[Records from a data source]
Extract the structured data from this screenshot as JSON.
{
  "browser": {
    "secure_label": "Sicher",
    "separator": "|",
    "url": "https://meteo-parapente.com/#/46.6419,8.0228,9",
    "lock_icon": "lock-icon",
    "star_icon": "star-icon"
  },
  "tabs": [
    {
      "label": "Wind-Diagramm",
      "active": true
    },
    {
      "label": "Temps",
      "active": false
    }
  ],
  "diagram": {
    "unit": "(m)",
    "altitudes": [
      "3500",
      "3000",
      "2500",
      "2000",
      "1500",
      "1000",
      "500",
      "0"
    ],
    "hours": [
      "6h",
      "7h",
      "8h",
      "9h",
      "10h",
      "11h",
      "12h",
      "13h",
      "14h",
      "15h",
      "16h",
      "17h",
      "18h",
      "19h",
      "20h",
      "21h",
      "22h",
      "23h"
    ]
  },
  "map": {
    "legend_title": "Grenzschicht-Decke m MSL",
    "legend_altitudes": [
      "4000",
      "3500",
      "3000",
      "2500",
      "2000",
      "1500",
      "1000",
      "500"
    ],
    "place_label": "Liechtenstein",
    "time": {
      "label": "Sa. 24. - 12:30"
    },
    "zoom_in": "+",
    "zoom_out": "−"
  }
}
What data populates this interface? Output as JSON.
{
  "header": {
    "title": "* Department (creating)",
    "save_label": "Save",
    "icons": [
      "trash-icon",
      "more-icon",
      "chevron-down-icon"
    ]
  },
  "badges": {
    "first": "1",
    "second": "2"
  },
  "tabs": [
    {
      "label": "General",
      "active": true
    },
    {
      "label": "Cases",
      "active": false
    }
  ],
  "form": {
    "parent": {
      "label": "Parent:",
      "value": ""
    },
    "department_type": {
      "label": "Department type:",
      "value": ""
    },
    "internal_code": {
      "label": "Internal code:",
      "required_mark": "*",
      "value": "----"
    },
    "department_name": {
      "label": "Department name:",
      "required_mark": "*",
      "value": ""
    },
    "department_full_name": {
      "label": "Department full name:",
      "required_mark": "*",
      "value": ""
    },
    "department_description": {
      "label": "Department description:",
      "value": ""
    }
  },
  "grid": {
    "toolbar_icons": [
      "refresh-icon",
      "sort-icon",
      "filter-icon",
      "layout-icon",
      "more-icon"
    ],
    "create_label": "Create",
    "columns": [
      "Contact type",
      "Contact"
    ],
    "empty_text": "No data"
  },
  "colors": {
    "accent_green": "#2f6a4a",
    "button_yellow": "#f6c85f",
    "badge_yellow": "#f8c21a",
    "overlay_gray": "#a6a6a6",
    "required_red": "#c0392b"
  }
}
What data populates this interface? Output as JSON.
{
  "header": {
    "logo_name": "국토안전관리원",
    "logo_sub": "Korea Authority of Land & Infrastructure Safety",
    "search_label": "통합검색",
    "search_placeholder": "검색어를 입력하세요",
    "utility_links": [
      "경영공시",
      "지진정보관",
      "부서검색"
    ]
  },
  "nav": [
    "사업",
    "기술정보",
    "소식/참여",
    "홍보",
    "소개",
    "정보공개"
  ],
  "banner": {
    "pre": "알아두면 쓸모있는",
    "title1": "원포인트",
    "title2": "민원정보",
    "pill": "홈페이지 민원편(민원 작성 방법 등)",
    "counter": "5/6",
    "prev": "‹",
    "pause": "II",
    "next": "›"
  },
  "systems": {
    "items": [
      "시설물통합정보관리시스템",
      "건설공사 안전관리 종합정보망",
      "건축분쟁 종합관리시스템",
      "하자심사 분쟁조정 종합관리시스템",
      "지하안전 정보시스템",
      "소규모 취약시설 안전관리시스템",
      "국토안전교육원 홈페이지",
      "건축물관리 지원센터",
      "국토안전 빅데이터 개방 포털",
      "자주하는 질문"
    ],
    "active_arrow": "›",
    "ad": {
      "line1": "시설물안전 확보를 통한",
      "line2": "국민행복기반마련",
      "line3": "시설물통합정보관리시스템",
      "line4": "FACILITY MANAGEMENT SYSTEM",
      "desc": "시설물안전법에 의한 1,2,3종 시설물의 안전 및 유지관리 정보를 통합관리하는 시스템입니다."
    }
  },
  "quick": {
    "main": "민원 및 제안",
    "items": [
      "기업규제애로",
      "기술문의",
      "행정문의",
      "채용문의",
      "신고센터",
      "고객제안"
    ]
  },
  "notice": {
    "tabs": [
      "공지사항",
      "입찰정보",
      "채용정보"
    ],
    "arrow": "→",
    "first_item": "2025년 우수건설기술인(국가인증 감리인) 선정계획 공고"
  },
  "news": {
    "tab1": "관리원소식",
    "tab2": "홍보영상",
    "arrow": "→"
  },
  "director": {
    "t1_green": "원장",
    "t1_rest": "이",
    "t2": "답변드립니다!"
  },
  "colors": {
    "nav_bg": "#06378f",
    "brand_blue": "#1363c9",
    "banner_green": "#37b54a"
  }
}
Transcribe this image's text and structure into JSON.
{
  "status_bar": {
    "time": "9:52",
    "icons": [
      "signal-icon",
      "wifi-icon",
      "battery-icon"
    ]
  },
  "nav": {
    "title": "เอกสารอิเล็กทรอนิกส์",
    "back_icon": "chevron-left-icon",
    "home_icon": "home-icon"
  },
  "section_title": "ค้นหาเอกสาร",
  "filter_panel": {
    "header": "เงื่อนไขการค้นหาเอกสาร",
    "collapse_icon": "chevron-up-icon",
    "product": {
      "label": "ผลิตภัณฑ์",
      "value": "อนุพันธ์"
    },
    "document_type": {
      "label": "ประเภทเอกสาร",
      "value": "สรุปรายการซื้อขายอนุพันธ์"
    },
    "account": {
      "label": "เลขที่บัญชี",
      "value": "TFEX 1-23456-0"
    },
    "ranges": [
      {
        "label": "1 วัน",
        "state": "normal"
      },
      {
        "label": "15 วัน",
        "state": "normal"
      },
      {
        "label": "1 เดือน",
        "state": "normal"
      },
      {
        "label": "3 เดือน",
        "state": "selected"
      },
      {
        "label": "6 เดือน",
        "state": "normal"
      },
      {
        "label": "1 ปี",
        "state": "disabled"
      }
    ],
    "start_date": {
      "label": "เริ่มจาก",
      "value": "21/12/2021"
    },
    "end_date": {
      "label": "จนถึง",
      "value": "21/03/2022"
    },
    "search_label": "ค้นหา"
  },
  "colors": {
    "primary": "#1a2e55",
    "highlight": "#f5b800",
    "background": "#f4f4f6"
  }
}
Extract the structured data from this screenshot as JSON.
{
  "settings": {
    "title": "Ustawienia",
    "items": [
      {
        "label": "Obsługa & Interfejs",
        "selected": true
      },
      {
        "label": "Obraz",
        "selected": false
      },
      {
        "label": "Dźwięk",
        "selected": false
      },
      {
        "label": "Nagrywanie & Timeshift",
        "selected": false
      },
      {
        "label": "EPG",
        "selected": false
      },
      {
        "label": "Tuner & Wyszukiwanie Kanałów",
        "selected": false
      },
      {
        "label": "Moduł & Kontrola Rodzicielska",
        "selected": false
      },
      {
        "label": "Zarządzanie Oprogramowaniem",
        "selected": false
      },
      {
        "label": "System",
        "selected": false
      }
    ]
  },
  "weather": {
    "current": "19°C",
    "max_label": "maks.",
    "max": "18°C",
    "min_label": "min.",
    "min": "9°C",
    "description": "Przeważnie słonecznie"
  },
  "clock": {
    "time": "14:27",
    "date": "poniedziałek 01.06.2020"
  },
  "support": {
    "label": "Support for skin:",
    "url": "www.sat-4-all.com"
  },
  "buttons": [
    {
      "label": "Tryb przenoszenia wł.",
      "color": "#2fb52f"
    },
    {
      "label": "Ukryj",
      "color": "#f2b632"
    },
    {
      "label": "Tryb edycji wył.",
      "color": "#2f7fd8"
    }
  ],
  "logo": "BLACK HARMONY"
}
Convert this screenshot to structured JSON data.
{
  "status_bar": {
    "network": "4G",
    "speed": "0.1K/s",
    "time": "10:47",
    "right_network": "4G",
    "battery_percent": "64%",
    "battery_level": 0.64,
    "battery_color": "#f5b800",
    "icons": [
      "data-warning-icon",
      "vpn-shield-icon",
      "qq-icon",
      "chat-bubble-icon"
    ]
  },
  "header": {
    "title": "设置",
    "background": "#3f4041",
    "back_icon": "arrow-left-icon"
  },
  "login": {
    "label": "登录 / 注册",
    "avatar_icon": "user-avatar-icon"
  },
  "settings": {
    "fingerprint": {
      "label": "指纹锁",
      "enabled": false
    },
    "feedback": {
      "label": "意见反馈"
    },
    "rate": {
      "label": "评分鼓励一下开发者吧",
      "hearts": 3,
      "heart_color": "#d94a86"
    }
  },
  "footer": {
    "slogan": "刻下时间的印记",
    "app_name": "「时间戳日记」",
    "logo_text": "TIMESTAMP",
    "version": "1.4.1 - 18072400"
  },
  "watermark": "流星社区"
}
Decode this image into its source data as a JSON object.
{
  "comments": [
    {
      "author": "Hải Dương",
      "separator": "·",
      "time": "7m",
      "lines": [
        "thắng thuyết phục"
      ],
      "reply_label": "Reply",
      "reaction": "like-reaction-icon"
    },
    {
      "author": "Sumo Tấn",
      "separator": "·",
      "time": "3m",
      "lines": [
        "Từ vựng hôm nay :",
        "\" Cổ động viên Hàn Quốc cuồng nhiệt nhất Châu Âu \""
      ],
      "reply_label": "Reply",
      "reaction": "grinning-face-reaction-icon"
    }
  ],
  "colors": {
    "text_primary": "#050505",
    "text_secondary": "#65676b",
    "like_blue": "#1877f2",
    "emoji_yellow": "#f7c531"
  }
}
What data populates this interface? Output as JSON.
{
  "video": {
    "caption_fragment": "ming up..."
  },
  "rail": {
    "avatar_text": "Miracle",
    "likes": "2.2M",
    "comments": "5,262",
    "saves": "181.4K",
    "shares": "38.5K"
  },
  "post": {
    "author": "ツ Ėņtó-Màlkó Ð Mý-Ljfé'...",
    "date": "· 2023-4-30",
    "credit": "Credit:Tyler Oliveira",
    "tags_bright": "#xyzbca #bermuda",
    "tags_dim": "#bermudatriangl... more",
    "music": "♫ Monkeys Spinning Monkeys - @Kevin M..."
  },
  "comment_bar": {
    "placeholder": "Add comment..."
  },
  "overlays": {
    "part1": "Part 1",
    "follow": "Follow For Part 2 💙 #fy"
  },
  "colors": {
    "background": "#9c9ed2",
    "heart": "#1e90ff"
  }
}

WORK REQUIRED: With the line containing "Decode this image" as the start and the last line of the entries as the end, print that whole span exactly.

WRITTEN REPLY:
Decode this image into its source data as a JSON object.
{
  "comments": [
    {
      "author": "Hải Dương",
      "separator": "·",
      "time": "7m",
      "lines": [
        "thắng thuyết phục"
      ],
      "reply_label": "Reply",
      "reaction": "like-reaction-icon"
    },
    {
      "author": "Sumo Tấn",
      "separator": "·",
      "time": "3m",
      "lines": [
        "Từ vựng hôm nay :",
        "\" Cổ động viên Hàn Quốc cuồng nhiệt nhất Châu Âu \""
      ],
      "reply_label": "Reply",
      "reaction": "grinning-face-reaction-icon"
    }
  ],
  "colors": {
    "text_primary": "#050505",
    "text_secondary": "#65676b",
    "like_blue": "#1877f2",
    "emoji_yellow": "#f7c531"
  }
}
What data populates this interface? Output as JSON.
{
  "video": {
    "caption_fragment": "ming up..."
  },
  "rail": {
    "avatar_text": "Miracle",
    "likes": "2.2M",
    "comments": "5,262",
    "saves": "181.4K",
    "shares": "38.5K"
  },
  "post": {
    "author": "ツ Ėņtó-Màlkó Ð Mý-Ljfé'...",
    "date": "· 2023-4-30",
    "credit": "Credit:Tyler Oliveira",
    "tags_bright": "#xyzbca #bermuda",
    "tags_dim": "#bermudatriangl... more",
    "music": "♫ Monkeys Spinning Monkeys - @Kevin M..."
  },
  "comment_bar": {
    "placeholder": "Add comment..."
  },
  "overlays": {
    "part1": "Part 1",
    "follow": "Follow For Part 2 💙 #fy"
  },
  "colors": {
    "background": "#9c9ed2",
    "heart": "#1e90ff"
  }
}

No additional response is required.